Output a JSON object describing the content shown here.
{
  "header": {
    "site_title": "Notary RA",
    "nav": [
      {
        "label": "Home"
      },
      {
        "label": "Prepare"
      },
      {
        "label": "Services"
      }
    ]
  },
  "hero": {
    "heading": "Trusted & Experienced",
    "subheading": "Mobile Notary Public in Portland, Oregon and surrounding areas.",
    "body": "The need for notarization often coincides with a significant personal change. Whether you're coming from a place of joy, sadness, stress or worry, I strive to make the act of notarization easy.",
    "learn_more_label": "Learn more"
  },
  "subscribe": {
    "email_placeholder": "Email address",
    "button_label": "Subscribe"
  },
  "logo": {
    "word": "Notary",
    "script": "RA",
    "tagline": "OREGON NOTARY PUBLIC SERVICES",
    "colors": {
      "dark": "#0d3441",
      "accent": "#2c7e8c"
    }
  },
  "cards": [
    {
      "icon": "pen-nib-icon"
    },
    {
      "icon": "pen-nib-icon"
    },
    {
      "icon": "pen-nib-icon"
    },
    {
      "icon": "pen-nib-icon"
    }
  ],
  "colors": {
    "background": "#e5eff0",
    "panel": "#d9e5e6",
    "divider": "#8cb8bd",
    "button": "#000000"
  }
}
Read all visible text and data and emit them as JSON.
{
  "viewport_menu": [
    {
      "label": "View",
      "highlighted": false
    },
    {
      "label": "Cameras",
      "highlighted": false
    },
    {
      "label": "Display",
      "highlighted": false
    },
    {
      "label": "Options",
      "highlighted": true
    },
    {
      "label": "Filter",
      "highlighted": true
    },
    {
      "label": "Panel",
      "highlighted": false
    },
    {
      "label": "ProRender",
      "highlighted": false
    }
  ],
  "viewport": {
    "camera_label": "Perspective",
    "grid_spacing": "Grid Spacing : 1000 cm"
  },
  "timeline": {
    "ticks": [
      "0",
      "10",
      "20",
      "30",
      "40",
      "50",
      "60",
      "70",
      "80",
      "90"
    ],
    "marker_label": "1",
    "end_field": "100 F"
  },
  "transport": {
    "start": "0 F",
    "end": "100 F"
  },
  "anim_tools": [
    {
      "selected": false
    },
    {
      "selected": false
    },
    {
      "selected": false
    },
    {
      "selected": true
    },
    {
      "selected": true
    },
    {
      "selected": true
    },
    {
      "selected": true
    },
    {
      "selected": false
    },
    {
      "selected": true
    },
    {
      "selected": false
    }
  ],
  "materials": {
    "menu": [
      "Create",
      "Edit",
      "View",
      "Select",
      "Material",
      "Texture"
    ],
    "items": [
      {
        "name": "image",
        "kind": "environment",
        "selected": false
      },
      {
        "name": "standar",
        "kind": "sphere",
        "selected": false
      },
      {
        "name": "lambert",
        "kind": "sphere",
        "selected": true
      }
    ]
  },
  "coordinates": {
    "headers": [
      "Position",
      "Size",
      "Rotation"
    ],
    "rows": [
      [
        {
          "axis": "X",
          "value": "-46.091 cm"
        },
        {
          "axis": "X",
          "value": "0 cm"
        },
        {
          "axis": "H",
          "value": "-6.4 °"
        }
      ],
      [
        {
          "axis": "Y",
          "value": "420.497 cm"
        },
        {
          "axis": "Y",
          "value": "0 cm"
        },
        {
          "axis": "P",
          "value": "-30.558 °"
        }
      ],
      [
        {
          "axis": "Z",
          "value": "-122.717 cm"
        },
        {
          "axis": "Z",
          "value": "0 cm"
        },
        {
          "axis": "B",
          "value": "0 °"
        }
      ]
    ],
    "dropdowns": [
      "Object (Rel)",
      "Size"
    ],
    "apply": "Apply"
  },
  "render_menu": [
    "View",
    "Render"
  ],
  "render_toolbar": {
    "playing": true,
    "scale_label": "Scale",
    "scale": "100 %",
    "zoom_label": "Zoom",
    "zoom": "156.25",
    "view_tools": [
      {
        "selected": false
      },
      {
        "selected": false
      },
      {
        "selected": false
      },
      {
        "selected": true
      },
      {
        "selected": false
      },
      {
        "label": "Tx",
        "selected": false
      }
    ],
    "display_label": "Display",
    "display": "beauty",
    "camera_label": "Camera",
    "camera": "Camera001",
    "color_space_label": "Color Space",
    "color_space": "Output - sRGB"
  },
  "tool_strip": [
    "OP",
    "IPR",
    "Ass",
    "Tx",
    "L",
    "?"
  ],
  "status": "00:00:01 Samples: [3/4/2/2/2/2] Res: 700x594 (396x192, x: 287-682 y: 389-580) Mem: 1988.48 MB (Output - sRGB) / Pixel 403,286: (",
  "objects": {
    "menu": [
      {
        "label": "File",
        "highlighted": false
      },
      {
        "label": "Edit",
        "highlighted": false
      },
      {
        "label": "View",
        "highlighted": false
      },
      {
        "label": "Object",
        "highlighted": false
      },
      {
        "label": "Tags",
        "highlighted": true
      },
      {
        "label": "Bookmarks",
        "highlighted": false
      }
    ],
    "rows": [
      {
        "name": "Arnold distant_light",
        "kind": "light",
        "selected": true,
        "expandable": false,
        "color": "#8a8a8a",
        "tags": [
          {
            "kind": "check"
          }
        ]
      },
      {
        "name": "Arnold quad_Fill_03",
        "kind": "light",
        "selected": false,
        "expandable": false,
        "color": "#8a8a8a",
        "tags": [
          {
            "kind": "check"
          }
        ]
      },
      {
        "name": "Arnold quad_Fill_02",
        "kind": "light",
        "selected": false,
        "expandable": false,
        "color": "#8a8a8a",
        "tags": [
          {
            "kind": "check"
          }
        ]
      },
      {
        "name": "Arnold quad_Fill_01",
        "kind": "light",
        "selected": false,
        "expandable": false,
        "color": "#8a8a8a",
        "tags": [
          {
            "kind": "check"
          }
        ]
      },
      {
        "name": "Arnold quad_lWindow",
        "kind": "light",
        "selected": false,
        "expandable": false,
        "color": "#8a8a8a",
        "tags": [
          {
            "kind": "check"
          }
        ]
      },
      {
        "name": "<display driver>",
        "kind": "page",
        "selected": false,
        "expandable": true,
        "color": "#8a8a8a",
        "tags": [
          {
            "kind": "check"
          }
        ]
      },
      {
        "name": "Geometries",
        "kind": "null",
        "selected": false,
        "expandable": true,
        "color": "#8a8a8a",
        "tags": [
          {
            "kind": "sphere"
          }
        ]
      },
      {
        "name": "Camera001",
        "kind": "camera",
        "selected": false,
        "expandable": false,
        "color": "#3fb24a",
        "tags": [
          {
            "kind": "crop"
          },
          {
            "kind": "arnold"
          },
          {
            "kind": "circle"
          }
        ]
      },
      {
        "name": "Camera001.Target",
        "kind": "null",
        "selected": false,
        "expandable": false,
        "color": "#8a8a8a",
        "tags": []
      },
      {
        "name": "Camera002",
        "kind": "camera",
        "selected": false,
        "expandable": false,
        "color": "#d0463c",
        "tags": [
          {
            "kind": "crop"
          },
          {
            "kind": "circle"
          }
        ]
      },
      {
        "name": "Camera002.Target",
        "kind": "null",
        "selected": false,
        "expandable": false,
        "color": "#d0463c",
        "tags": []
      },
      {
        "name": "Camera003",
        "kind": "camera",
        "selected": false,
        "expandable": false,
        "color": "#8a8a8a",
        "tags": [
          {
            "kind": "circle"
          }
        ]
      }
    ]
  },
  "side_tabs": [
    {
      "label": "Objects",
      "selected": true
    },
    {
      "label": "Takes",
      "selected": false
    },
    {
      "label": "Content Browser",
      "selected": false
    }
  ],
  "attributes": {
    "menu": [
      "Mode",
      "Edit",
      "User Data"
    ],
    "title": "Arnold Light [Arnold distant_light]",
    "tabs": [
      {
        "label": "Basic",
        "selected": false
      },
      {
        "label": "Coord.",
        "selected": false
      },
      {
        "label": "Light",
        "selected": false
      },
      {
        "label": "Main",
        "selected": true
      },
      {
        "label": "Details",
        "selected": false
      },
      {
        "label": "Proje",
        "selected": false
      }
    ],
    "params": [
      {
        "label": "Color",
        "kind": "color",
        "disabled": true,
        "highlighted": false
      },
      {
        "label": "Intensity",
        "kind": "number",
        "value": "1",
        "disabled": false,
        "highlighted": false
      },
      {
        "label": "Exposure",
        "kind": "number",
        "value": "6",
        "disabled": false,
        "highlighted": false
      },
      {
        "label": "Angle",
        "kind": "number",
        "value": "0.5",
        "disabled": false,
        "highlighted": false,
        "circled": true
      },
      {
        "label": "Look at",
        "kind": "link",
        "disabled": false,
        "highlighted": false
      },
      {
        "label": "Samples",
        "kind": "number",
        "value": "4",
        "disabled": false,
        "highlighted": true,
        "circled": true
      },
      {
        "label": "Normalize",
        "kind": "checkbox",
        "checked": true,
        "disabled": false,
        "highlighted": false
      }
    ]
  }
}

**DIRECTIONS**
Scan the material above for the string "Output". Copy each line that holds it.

**SOLUTION**
Output a JSON object describing the content shown here.
    "color_space": "Output - sRGB"
  "status": "00:00:01 Samples: [3/4/2/2/2/2] Res: 700x594 (396x192, x: 287-682 y: 389-580) Mem: 1988.48 MB (Output - sRGB) / Pixel 403,286: (",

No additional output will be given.